Using streaming video, cable, wireless and broadband networks, the worldwide online porn industry made $1 billion in estimated revenue from interactive platforms in 2002 and experts expect 2003 to reach a climax as new technologies sprout up left and right.

Virgin Mobile, the U.K.'s fifth largest mobile phone operator, is in discussions with Playboy (whose stock, like those of other adult entertainment companies, is traded on the New York Stock Exchange, proving just how corporate adult content has become) to offer cell phone users easy access to soft-core porn. Virgin, which already offers a text message service called “Flirt Alert,” was one of the earliest phone companies to jump on porn's rockin' bandwagon, but Nokia and Motorola have also come a-knockin' of late, and are working to develop 3G technology that will enable data such as pictures and video clips to be downloaded at much quicker rates than networks now allow.
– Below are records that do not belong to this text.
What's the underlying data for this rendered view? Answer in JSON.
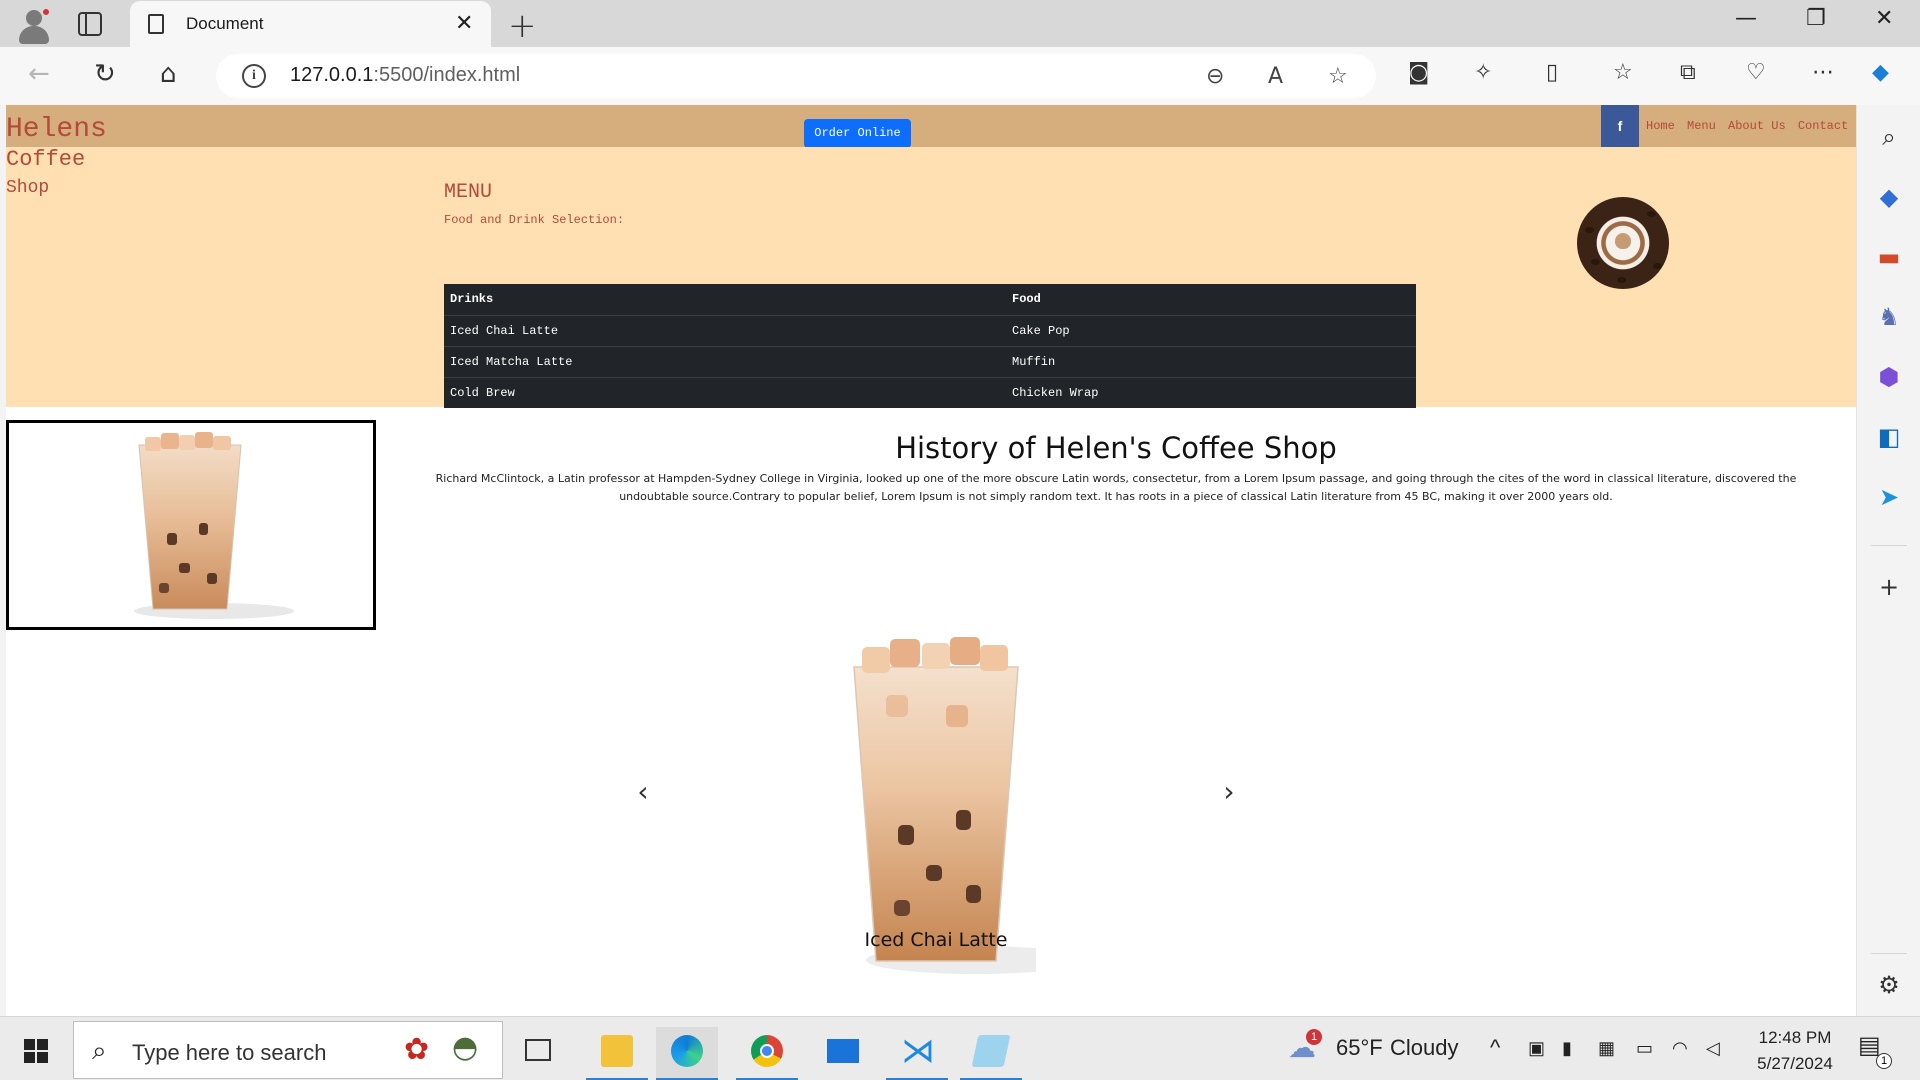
{
  "browser": {
    "tab_title": "Document",
    "url_host": "127.0.0.1",
    "url_rest": ":5500/index.html"
  },
  "site": {
    "brand_line1": "Helens",
    "brand_line2": "Coffee",
    "brand_line3": "Shop",
    "order_button": "Order Online",
    "facebook_label": "f",
    "nav": [
      "Home",
      "Menu",
      "About Us",
      "Contact Us"
    ],
    "menu_title": "MENU",
    "menu_subtitle": "Food and Drink Selection:",
    "menu_headers": [
      "Drinks",
      "Food"
    ],
    "menu_rows": [
      [
        "Iced Chai Latte",
        "Cake Pop"
      ],
      [
        "Iced Matcha Latte",
        "Muffin"
      ],
      [
        "Cold Brew",
        "Chicken Wrap"
      ]
    ],
    "history_title": "History of Helen's Coffee Shop",
    "history_text": "Richard McClintock, a Latin professor at Hampden-Sydney College in Virginia, looked up one of the more obscure Latin words, consectetur, from a Lorem Ipsum passage, and going through the cites of the word in classical literature, discovered the undoubtable source.Contrary to popular belief, Lorem Ipsum is not simply random text. It has roots in a piece of classical Latin literature from 45 BC, making it over 2000 years old.",
    "carousel_caption": "Iced Chai Latte",
    "carousel_prev": "‹",
    "carousel_next": "›"
  },
  "taskbar": {
    "search_placeholder": "Type here to search",
    "weather_temp": "65°F",
    "weather_desc": "Cloudy",
    "weather_badge": "1",
    "time": "12:48 PM",
    "date": "5/27/2024",
    "notification_count": "1"
  },
  "colors": {
    "header": "#d6ad7d",
    "menu_bg": "#ffe0b2",
    "brand_text": "#b34a3a",
    "order_button": "#0d6efd",
    "table_bg": "#212529",
    "facebook": "#3b5998"
  },
  "icons": {
    "edge_sidebar": [
      "search-icon",
      "shopping-tag-icon",
      "toolbox-icon",
      "chess-icon",
      "copilot-icon",
      "outlook-icon",
      "send-icon",
      "add-icon",
      "settings-icon"
    ]
  }
}
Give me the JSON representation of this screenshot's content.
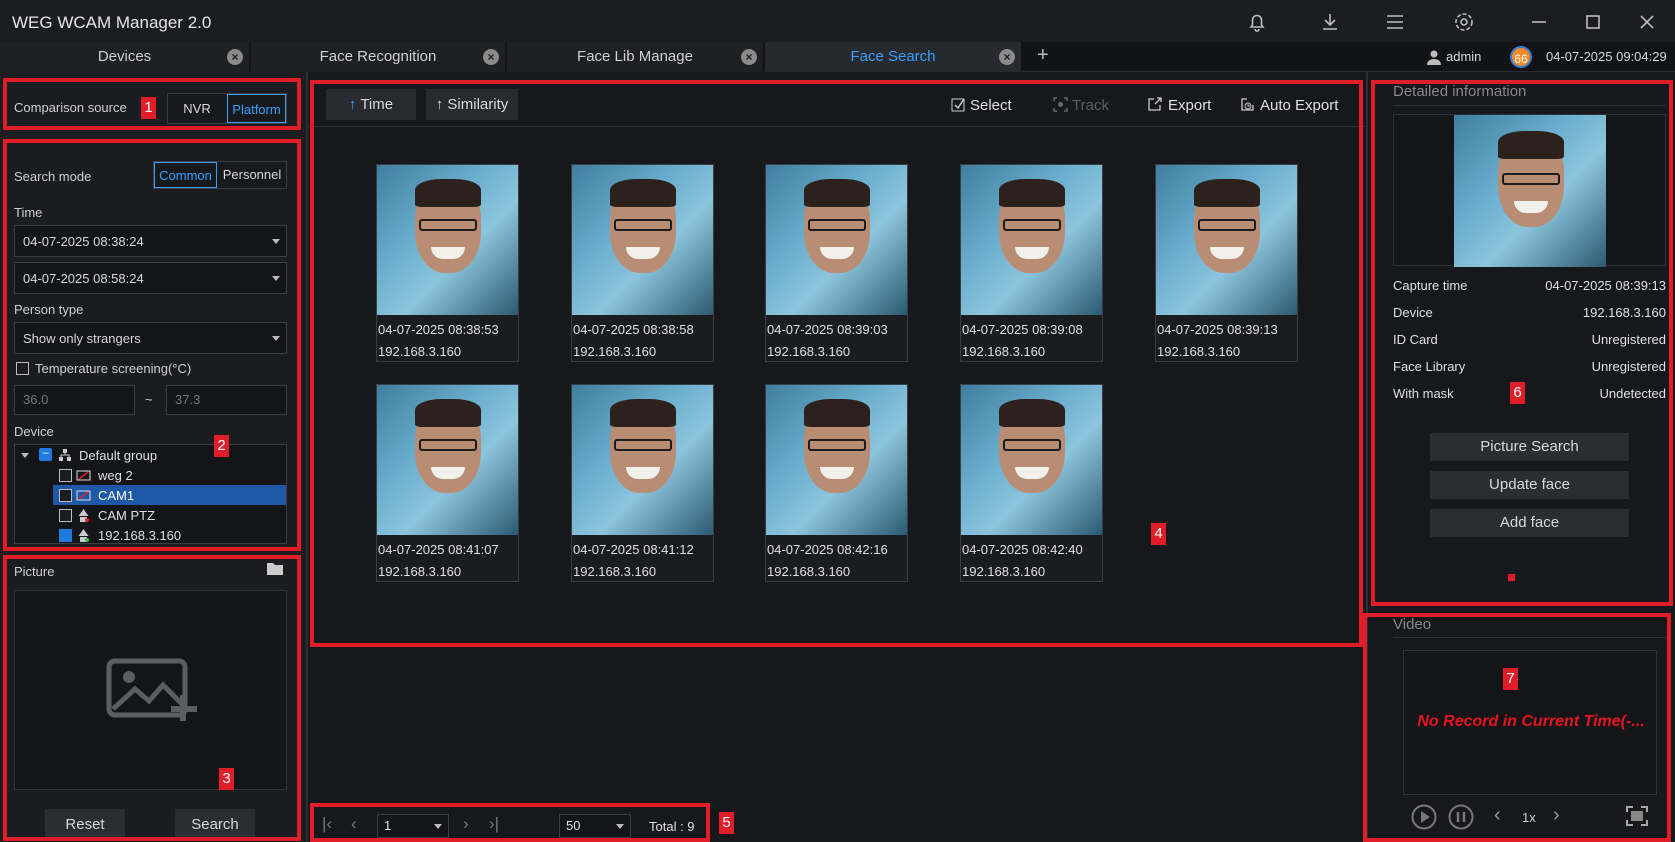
{
  "app": {
    "title": "WEG WCAM Manager 2.0"
  },
  "tabs": [
    {
      "label": "Devices"
    },
    {
      "label": "Face Recognition"
    },
    {
      "label": "Face Lib Manage"
    },
    {
      "label": "Face Search"
    }
  ],
  "add_tab": "+",
  "header": {
    "user": "admin",
    "badge": "66",
    "datetime": "04-07-2025 09:04:29"
  },
  "left": {
    "comparison_label": "Comparison source",
    "nvr": "NVR",
    "platform": "Platform",
    "search_mode_label": "Search mode",
    "common": "Common",
    "personnel": "Personnel",
    "time_label": "Time",
    "time_start": "04-07-2025 08:38:24",
    "time_end": "04-07-2025 08:58:24",
    "person_type_label": "Person type",
    "person_type_value": "Show only strangers",
    "temp_label": "Temperature screening(°C)",
    "temp_min": "36.0",
    "temp_sep": "~",
    "temp_max": "37.3",
    "device_label": "Device",
    "tree": {
      "group": "Default group",
      "items": [
        "weg 2",
        "CAM1",
        "CAM PTZ",
        "192.168.3.160"
      ]
    },
    "picture_label": "Picture",
    "reset": "Reset",
    "search": "Search"
  },
  "toolbar": {
    "time": "Time",
    "similarity": "Similarity",
    "select": "Select",
    "track": "Track",
    "export": "Export",
    "auto_export": "Auto Export"
  },
  "results": [
    {
      "time": "04-07-2025 08:38:53",
      "device": "192.168.3.160"
    },
    {
      "time": "04-07-2025 08:38:58",
      "device": "192.168.3.160"
    },
    {
      "time": "04-07-2025 08:39:03",
      "device": "192.168.3.160"
    },
    {
      "time": "04-07-2025 08:39:08",
      "device": "192.168.3.160"
    },
    {
      "time": "04-07-2025 08:39:13",
      "device": "192.168.3.160"
    },
    {
      "time": "04-07-2025 08:41:07",
      "device": "192.168.3.160"
    },
    {
      "time": "04-07-2025 08:41:12",
      "device": "192.168.3.160"
    },
    {
      "time": "04-07-2025 08:42:16",
      "device": "192.168.3.160"
    },
    {
      "time": "04-07-2025 08:42:40",
      "device": "192.168.3.160"
    }
  ],
  "pager": {
    "page": "1",
    "page_size": "50",
    "total": "Total : 9"
  },
  "detail": {
    "title": "Detailed information",
    "rows": [
      {
        "label": "Capture time",
        "value": "04-07-2025 08:39:13"
      },
      {
        "label": "Device",
        "value": "192.168.3.160"
      },
      {
        "label": "ID Card",
        "value": "Unregistered"
      },
      {
        "label": "Face Library",
        "value": "Unregistered"
      },
      {
        "label": "With mask",
        "value": "Undetected"
      }
    ],
    "picture_search": "Picture Search",
    "update_face": "Update face",
    "add_face": "Add face"
  },
  "video": {
    "title": "Video",
    "message": "No Record in Current Time(-...",
    "speed": "1x"
  },
  "annotations": [
    "1",
    "2",
    "3",
    "4",
    "5",
    "6",
    "7"
  ],
  "colors": {
    "accent": "#3aa0ff",
    "annotation": "#e21d2a",
    "error": "#e8141e"
  }
}
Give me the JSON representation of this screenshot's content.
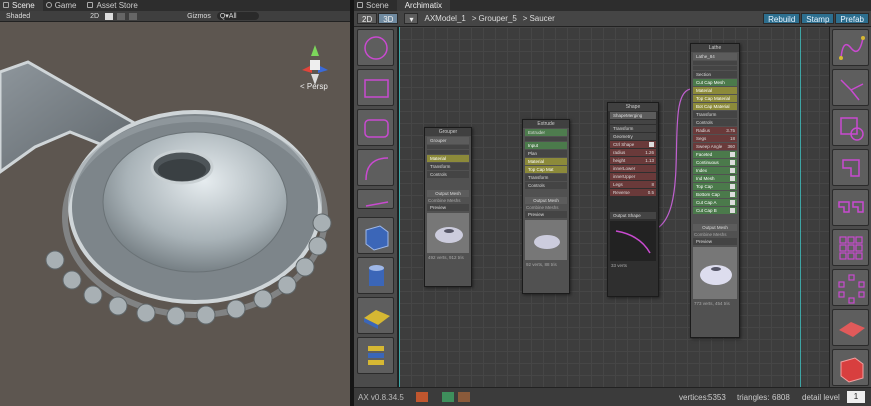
{
  "colors": {
    "accent_blue": "#2d6f8f",
    "wire_magenta": "#c060d0",
    "cyan_guide": "#3fbfbf",
    "node_yellow": "#8c8a3a",
    "node_green": "#4b7a4b"
  },
  "left_tabs": [
    {
      "label": "Scene",
      "icon": "grid-icon",
      "active": true
    },
    {
      "label": "Game",
      "icon": "pacman-icon",
      "active": false
    },
    {
      "label": "Asset Store",
      "icon": "bag-icon",
      "active": false
    }
  ],
  "scene_toolbar": {
    "shading": "Shaded",
    "mode_2d": "2D",
    "gizmos": "Gizmos",
    "search_prefix": "Q▾All"
  },
  "scene_gizmo": {
    "persp_label": "< Persp",
    "axes": [
      "y",
      "x",
      "z"
    ]
  },
  "right_tabs": [
    {
      "label": "Scene",
      "icon": "grid-icon",
      "active": false
    },
    {
      "label": "Archimatix",
      "icon": "",
      "active": true
    }
  ],
  "ax_toolbar": {
    "btn_2d": "2D",
    "btn_3d": "3D",
    "breadcrumb": [
      "AXModel_1",
      "Grouper_5",
      "Saucer"
    ],
    "rebuild": "Rebuild",
    "stamp": "Stamp",
    "prefab": "Prefab"
  },
  "nodes": {
    "grouper": {
      "title": "Grouper",
      "name": "Grouper",
      "material": "Material",
      "transform": "Transform",
      "controls": "Controls",
      "output": "Output Mesh",
      "combine": "Combine Meshs",
      "preview": "Preview",
      "stats": "492 verts, 912 tris"
    },
    "extrude": {
      "title": "Extrude",
      "name": "Extruder",
      "input": "Input",
      "plan": "Plan",
      "material": "Material",
      "top_cap": "Top Cap Mat",
      "transform": "Transform",
      "controls": "Controls",
      "output": "Output Mesh",
      "combine": "Combine Meshs",
      "preview": "Preview",
      "stats": "92 verts, 88 tris"
    },
    "shape": {
      "title": "Shape",
      "name": "ShapeMerging",
      "transform": "Transform",
      "geometry": "Geometry",
      "params": [
        "Ctrl Shape",
        "radius",
        "height",
        "innerLower",
        "innerUpper",
        "Legs",
        "Reverse"
      ],
      "values": [
        "",
        "1.26",
        "1.13",
        "",
        "",
        "8",
        "0.5"
      ],
      "output": "Output Shape",
      "stats": "33 verts"
    },
    "lathe": {
      "title": "Lathe",
      "name": "Lathe_84",
      "section": "Section",
      "cut_cap": "Cut Cap Mesh",
      "material": "Material",
      "top_cap_mat": "Top Cap Material",
      "bottom_cap_mat": "Bot Cap Material",
      "transform": "Transform",
      "controls": "Controls",
      "params": [
        "Radius",
        "Segs",
        "Sweep Angle",
        "Faceted",
        "Continuous",
        "Index",
        "Ind Mesh",
        "Top Cap",
        "Bottom Cap",
        "Cut Cap A",
        "Cut Cap B"
      ],
      "values": [
        "3.75",
        "18",
        "360",
        "",
        "",
        "",
        "",
        "",
        "",
        "",
        ""
      ],
      "output": "Output Mesh",
      "combine": "Combine Meshs",
      "preview": "Preview",
      "stats": "773 verts, 454 tris"
    }
  },
  "status": {
    "version": "AX v0.8.34.5",
    "vertices_label": "vertices:",
    "vertices": "5353",
    "triangles_label": "triangles:",
    "triangles": "6808",
    "detail_label": "detail level",
    "detail_value": "1"
  },
  "left_palette": [
    "circle-shape-icon",
    "rectangle-shape-icon",
    "rounded-rect-shape-icon",
    "arc-shape-icon",
    "line-shape-icon",
    "box-mesh-icon",
    "cylinder-mesh-icon",
    "extrude-mesh-icon",
    "stack-mesh-icon"
  ],
  "right_palette": [
    "curve-icon",
    "branch-icon",
    "offset-icon",
    "corner-icon",
    "double-corner-icon",
    "grid-repeater-icon",
    "radial-repeater-icon",
    "plane-icon",
    "box-red-icon"
  ]
}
But while all this may seem like the very latest technology, the Western world is actually playing catch-up with the Far East, since sexually-themed sites and virtual girlfriends - pseudo-Tamagotchis for the lonely set (developed, incidentally, by Bandai, the toy company that manufactured the squawking virtual pets) - have been some of the most popular Japanese cell phone capabilities for years (Bandai's “Love By Mail” program, which is available only to subscribers of i-mode, a mobile Internet service offered by NTT DoCoMo, accessible only in Japan, even boasts 30,000 subscribers).